Article Index

Razer Blade 2017: Storage And General Compute Benchmarks

We change very few settings before testing in an effort to ensure that a laptop performs at the same level for us that it will for readers who buy it. That said, many factors affect performance, so benchmark comparisons between notebooks and laptops are a guide rather than a guarantee. We kicked off our performance benchmarks with several well-known tests, including the hard drive-specific ATTO Disk Benchmark, the JavaScript browser benchmark Sunspider, and the CPU/GPU tests in Cinebench.

ATTO Disk Benchmark
Peak Sequential Storage Throughput

The ATTO Disk benchmark gives us a look at how the Razer Blade’s SSD performs. It is a quick and dirty test of raw disk speed which we run with different transfer sizes ranging from .5 KB up to 8 MB with a Queue Depth of 10.

razer blade 2017 bench atto

 The NVMe drive inside the Razer Blade delivers good read speeds here which settle in around 1500 MB/second for larger transfers. This is close to three times the read performance an older SATA SSD can provide, which is great, though far from the fastest on the market. On the write side, however, the Samsung PM951 is only capable of about 300MB/second which is disappointing for a drive in this class. Higher capacity options for the Razer Blade include the PM961 instead which ought to deliver much faster speeds. Ultimately, we are nitpicking here as any SSD will deliver more than satisfactory results - we just expect better at this price point.

SunSpider Javascript Benchmark
Javascript Processing Performance
Next up, we have some numbers from the SunSpider JavaScript benchmark. According to the SunSpider website:

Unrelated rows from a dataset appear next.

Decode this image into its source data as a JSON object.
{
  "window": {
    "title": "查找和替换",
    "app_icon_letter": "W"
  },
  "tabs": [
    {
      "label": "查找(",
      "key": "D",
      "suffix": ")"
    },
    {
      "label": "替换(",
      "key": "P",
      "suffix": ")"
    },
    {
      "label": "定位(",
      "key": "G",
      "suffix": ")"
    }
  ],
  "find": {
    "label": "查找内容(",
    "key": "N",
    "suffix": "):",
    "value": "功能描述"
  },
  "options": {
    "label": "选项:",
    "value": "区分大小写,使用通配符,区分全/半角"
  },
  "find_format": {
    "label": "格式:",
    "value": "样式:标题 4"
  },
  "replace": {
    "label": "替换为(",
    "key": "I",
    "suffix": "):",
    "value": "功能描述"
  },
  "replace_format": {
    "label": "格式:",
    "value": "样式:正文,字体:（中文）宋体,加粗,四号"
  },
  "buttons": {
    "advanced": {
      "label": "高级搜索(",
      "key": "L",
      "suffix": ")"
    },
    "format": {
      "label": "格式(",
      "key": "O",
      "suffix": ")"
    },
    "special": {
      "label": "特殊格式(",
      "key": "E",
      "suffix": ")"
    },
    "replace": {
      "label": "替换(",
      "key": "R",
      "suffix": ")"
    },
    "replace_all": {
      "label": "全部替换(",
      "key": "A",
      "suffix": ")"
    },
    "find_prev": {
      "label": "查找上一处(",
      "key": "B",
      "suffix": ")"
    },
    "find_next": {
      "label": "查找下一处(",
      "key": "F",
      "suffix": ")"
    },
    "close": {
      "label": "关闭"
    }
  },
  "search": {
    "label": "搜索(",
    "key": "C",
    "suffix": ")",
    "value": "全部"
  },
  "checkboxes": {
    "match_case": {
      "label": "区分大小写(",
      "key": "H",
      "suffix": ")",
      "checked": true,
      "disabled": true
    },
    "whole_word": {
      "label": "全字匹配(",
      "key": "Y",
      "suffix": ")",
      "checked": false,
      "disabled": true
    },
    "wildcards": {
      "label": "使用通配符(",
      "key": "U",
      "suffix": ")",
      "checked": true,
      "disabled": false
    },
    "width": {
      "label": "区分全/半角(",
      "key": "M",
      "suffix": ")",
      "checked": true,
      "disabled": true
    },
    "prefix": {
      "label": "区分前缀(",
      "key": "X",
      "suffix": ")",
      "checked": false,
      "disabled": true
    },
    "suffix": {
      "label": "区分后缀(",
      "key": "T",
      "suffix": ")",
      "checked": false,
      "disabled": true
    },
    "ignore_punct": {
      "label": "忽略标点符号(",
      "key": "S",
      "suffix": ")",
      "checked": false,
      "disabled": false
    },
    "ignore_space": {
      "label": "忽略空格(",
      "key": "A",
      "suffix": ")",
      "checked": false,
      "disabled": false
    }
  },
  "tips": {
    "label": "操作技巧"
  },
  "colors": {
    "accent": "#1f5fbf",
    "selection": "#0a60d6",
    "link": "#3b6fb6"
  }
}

This benchmark tests the core JavaScript language only, not the DOM or other browser APIs. It is designed to compare different versions of the same browser, and different browsers to each other. Unlike many widely available JavaScript benchmarks, this test is real-world, balanced and statistically sound.
We should note that this is more of a platform test, in that different browser versions, associated with different OS types can and do affect scores. However, among the Windows 10-powered machines here, all things are relatively equal.
razer blade 2017 bench sunspider
All the lead results here are very closely packed. As such, with variance from one run to the next we can safely say the Razer Blade is performing within expectations.

Cinebench R11.5
3D Rendering On The CPU And GPU

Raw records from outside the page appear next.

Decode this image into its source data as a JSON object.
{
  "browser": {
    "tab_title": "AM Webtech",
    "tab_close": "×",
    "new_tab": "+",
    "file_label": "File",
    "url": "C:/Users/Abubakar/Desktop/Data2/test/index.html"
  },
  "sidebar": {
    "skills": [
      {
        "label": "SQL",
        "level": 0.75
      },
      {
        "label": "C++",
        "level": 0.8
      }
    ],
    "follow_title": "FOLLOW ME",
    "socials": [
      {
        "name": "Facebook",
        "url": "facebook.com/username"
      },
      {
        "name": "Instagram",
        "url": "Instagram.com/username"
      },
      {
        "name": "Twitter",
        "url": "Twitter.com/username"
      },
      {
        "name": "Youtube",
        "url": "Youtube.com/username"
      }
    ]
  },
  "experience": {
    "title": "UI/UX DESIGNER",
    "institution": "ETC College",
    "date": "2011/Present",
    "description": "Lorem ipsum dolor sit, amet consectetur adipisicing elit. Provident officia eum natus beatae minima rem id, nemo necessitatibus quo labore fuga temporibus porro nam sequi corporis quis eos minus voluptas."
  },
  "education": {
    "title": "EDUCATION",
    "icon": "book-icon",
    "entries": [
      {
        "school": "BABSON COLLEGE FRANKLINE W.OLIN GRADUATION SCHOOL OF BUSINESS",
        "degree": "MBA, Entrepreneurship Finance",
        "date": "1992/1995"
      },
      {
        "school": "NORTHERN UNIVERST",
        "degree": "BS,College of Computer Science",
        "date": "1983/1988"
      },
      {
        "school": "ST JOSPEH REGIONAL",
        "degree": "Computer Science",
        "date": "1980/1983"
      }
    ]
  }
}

Cinebench is developed by Maxon, which is better known for its Cinema 4D software. We use both of Cinebench’s tests. The CPU test uses thousands of objects to stress the processor, while the GPU test puts your system’s graphics chip to work with a short, animated 3D scene involving a car chase. The CPU test is measured in points, while the GPU test is measured by the framerate. In both tests, higher numbers are better.
razer blade 2017 bench cinebench
Cinebench brings our first real glimpse of overall performance and what we find is very promising. It does lose out to the similarly spec'ed MSI GE62 Apache Pro in the OpenGL test, but keep in mind the MSI machine is over an inch thick which affords it some literal breathing room for heat dissipation.

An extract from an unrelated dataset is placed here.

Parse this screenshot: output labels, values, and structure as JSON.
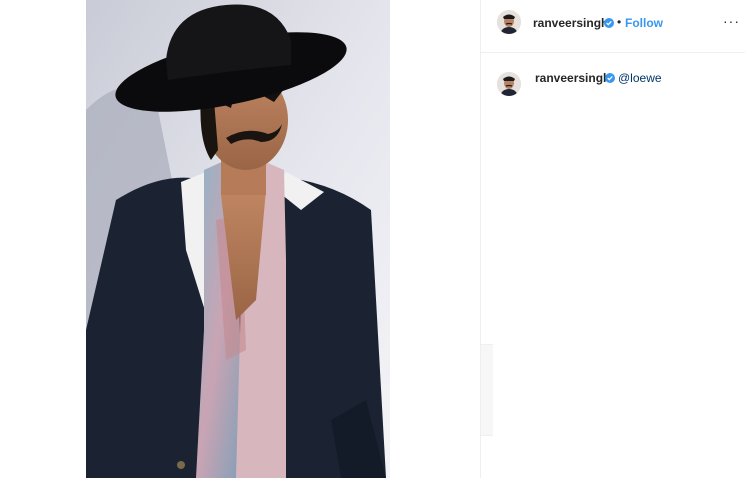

For its part, the Razer Blade does resist thermal throttling fairly well. In the CPU test, it maintained a clockspeed of 3.4 GHz for the duration and in the less CPU-intensive OpenGL test it was able to pin itself at 3.6GHz. Of course, the price paid here is volume. With the throttle pinned to the floor, our Razer Blade exceeded fan volumes of 60dB. You will want to bring along a good set of headphones for gaming.

Now let's step up the load with Futuremark's PCMark 8 and 3DMark tests...

Related content